After reigning for 124 years as Rex, King of Carnival, Charles A. Farwell is back on horseback – in a piece of film discovered in March in a Dutch museum.
This two-minute snippet, believed to be the oldest existing film shot in New Orleans, will screen Wednesday at 6pm at the Presbytère, overlooking Jackson Square. The exhibition, which will be followed by a debate, will be free and open to the public.
Video from the 1898 parade shows six floats, including one with a live ox. The theme of the parade was “Queens of the Harvest”.
Following Wednesday’s event, the film will be incorporated into the museum’s exhibit celebrating the 150th anniversary of the Rex organization, which will be on view through December 11. Curator of the Carnival collections at the State Museum. “It is very important to set it aside and not share it with our visitors.”
The search for this film had been a long-standing obsession of Carnival members, who had been plagued for years by rumors that it existed. They were blocked until Mackenzie Roberts Beasley, an audiovisual researcher who knows how to track down even the most obscure films, went online and found him at the Eye Filmmuseum in Amsterdam.
The request to find the film came from Will French, a historian and archivist for the Rex organization, who happens to be a longtime friend of Beasley’s. French, a corporate lawyer involved in funding film production, said he joined the hunt because he wants to build the krewe video archive.
For Farwell’s granddaughter Lynne Farwell White, the discovery was both personal and joyful because her grandfather died in 1917, 26 years before she was born.
“I got the chance for the first time in my life to see my grandfather alive and as a real person,” she said in an email. “This is very special!”

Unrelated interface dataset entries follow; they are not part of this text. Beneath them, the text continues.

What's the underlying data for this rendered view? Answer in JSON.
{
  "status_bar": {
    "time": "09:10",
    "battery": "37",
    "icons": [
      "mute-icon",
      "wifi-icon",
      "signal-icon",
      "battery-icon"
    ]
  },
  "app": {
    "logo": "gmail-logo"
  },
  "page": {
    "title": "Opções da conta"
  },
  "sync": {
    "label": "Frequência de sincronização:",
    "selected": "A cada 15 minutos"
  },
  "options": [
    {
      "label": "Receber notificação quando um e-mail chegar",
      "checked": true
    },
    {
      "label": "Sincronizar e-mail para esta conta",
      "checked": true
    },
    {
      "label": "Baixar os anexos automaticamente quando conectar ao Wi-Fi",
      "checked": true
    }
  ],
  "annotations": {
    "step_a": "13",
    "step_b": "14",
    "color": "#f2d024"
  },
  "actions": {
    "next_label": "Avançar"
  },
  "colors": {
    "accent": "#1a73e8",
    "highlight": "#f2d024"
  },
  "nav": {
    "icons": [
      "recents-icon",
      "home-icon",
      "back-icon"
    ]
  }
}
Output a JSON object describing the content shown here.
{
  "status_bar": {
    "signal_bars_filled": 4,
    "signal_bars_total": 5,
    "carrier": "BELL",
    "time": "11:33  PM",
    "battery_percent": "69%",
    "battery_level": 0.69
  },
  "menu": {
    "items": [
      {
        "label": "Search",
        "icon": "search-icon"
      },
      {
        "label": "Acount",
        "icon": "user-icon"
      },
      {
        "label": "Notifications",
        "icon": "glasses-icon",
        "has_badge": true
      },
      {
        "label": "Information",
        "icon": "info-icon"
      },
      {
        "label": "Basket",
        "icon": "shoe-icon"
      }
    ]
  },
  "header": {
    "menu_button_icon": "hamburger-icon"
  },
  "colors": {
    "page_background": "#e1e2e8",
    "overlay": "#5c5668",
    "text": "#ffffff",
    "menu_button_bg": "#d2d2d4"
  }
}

White donated a sword that was part of Farwell’s Rex suit to the krewe’s archive.
working class entertainment
The film was a project of the American Mutoscope Co., which sent crews everywhere to make films. They were aimed at the working class, Beasley said, because the short films represented the kind of low-cost entertainment they could afford.
Frank Armitage, one of American Mutoscope’s top cameramen, was sent to New Orleans to photograph not only the Rex parade but also two Navy ships docked in the harbor; Gallier Hall, which was then City Hall of New Orleans; a crew carrying a steamboat; and a project called “Way Down South,” said Ed Poole, film props researcher in Gretna at hollywoodonthebayou.com.

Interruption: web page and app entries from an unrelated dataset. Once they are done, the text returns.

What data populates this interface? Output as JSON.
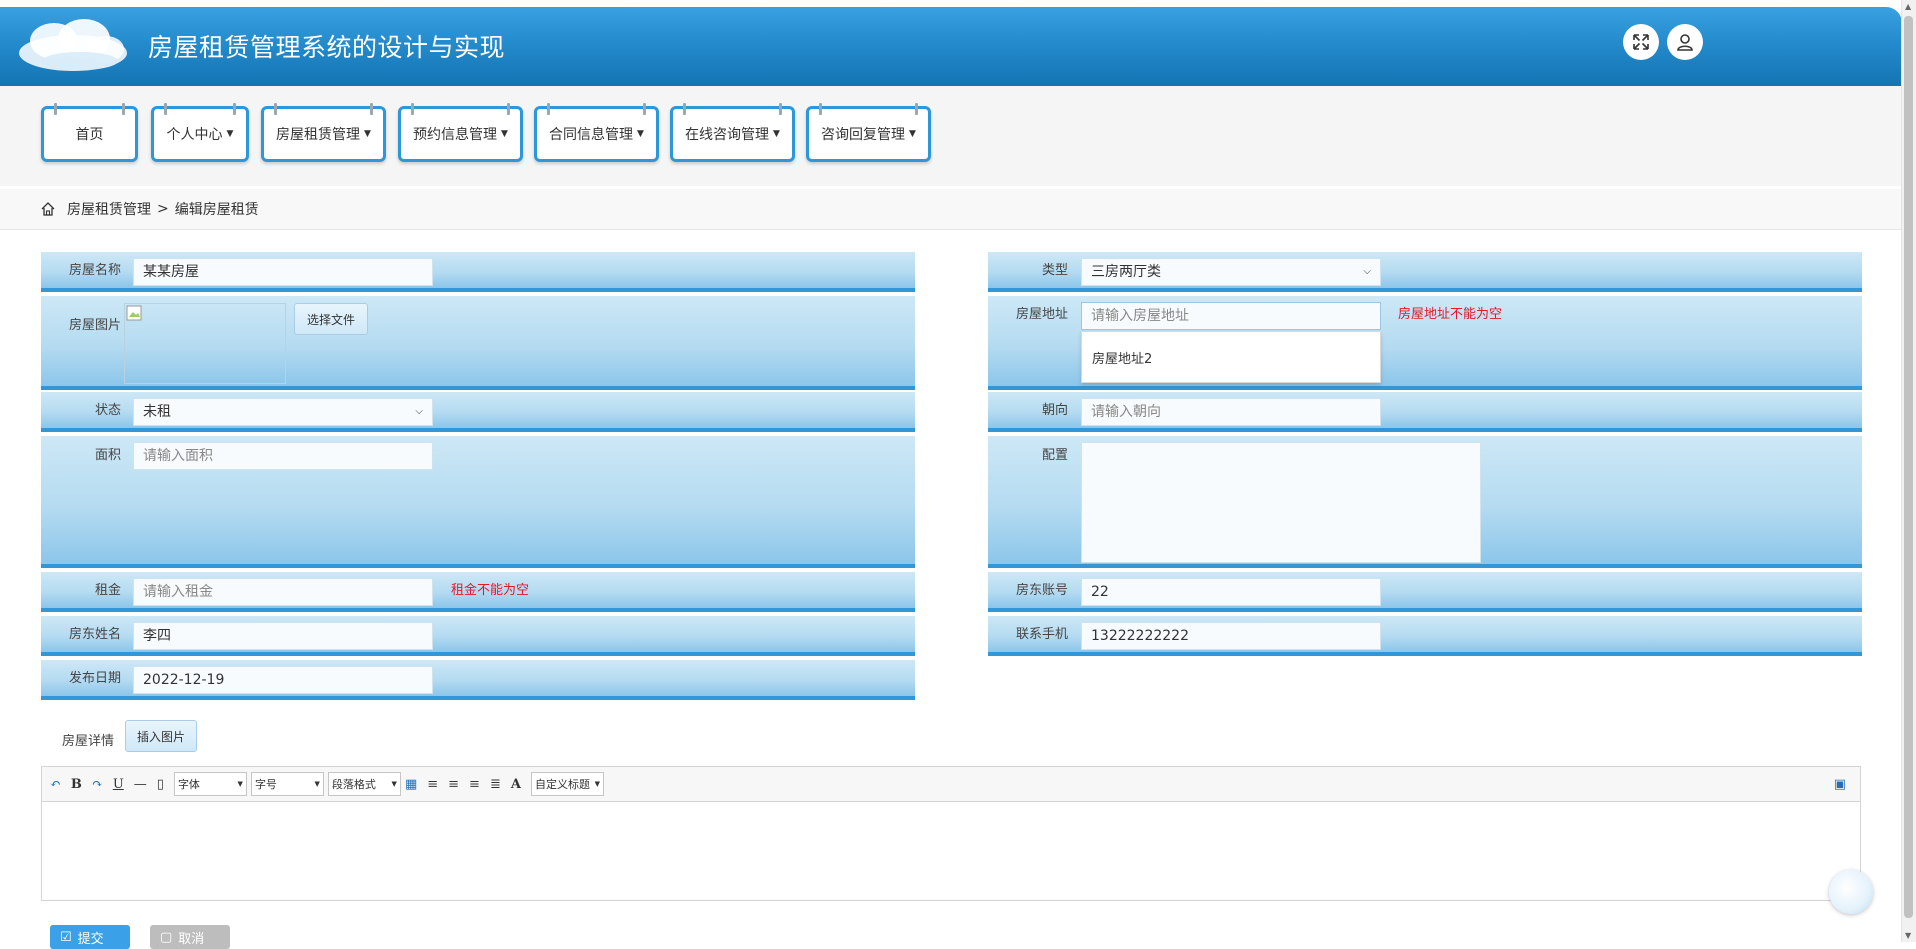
{
  "app": {
    "title": "房屋租赁管理系统的设计与实现"
  },
  "nav": [
    {
      "label": "首页"
    },
    {
      "label": "个人中心"
    },
    {
      "label": "房屋租赁管理"
    },
    {
      "label": "预约信息管理"
    },
    {
      "label": "合同信息管理"
    },
    {
      "label": "在线咨询管理"
    },
    {
      "label": "咨询回复管理"
    }
  ],
  "breadcrumb": {
    "parent": "房屋租赁管理",
    "separator": ">",
    "current": "编辑房屋租赁"
  },
  "form": {
    "house_name": {
      "label": "房屋名称",
      "value": "某某房屋"
    },
    "house_image": {
      "label": "房屋图片",
      "button": "选择文件"
    },
    "status": {
      "label": "状态",
      "value": "未租"
    },
    "area": {
      "label": "面积",
      "placeholder": "请输入面积"
    },
    "rent": {
      "label": "租金",
      "placeholder": "请输入租金",
      "error": "租金不能为空"
    },
    "landlord_name": {
      "label": "房东姓名",
      "value": "李四"
    },
    "publish_date": {
      "label": "发布日期",
      "value": "2022-12-19"
    },
    "type": {
      "label": "类型",
      "value": "三房两厅类"
    },
    "address": {
      "label": "房屋地址",
      "placeholder": "请输入房屋地址",
      "error": "房屋地址不能为空",
      "suggestion": "房屋地址2"
    },
    "orientation": {
      "label": "朝向",
      "placeholder": "请输入朝向"
    },
    "config": {
      "label": "配置"
    },
    "landlord_account": {
      "label": "房东账号",
      "value": "22"
    },
    "phone": {
      "label": "联系手机",
      "value": "13222222222"
    },
    "details": {
      "label": "房屋详情",
      "insert_image": "插入图片"
    }
  },
  "editor": {
    "font_select": "字体",
    "size_select": "字号",
    "paragraph_select": "段落格式",
    "custom_title_select": "自定义标题",
    "bold": "B",
    "underline": "U",
    "font_color": "A"
  },
  "footer": {
    "submit": "提交",
    "cancel": "取消"
  },
  "colors": {
    "header": "#248bcc",
    "nav_border": "#2d97db",
    "row_bottom": "#3397d6",
    "error": "#e4172b"
  }
}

Armitage and his crew didn’t stay long in New Orleans, Poole said, because they were sent to Cuba to document the aftermath of the sinking of the USS Maine, which exploded in Havana harbor on February 15, 1898, a week before Tuesday. fat. The sinking ignited anti-Spanish passions and was one of the factors that led to the United States’ declaration of war on Spain, although an investigation showed that the explosion that sank the ship was the result of a fire that ignited ammunition, not Spanish sabotage. .

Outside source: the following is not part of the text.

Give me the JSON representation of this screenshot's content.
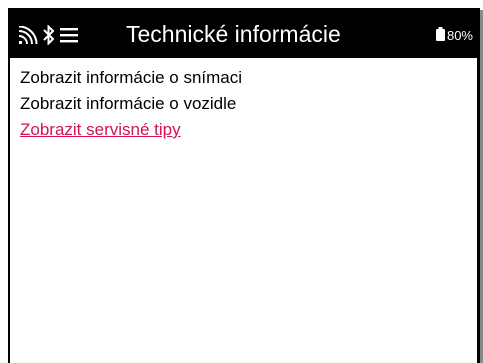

To film Mardi Gras, French said, Armitage was in Gallier Hall and looking out over St. Charles Avenue towards Poydras Street. The result, which the Dutch museum has put in a crisp, digitized, high-definition version, is rich in detail, said French, who likened seeing it to a hunt for “100 little Easter eggs” because each view reveals something new. .
For example, everyone along the parade route is stopped and there is no visible police presence to contain the crowd. Some knights are dancing on top of their floats. There aren’t many costumed revelers, although a child on the street is wearing a devil costume.
And nobody is playing anything. “We think Rex started playing in 1920, in the first parade after World War I,” Phillips said. “We know there were occasional opportunities during parades where trinkets could be tossed from one person to another, but it wasn’t something people expected.”
Preceding each float was a silver bell-shaped poster with the theme of the float. This detail was added because the show was the 25th for the krewe. Although the Rex organization was founded in 1872, political unrest forced the cancellation of all 1875 parades; consequently, the 1898 procession was the silver wedding parade.
And then there’s that ox – the Boeuf Gras, which represents the last meat to be eaten before Lent. There is no indication of how difficult it was to get the animal on the buoy, or how docile it was during the ride.
But in the early years of the 20th century, the live ox was removed from the parade because officials decided it was “no longer in good taste,” Phillips said. In 1959, the Boeuf Gras returned in a papier-mâché version and has been part of the Rex show ever since.
Dr. Stephen Hales, historian for the Rex organization and archivist emeritus, said that finding this video proves one thing: “You can’t give up finding things. It’s good to know that these bits of evidence from past carnivals are out there.”
The clarity of the film “is so incredible,” Beasley said. “It’s a time capsule.”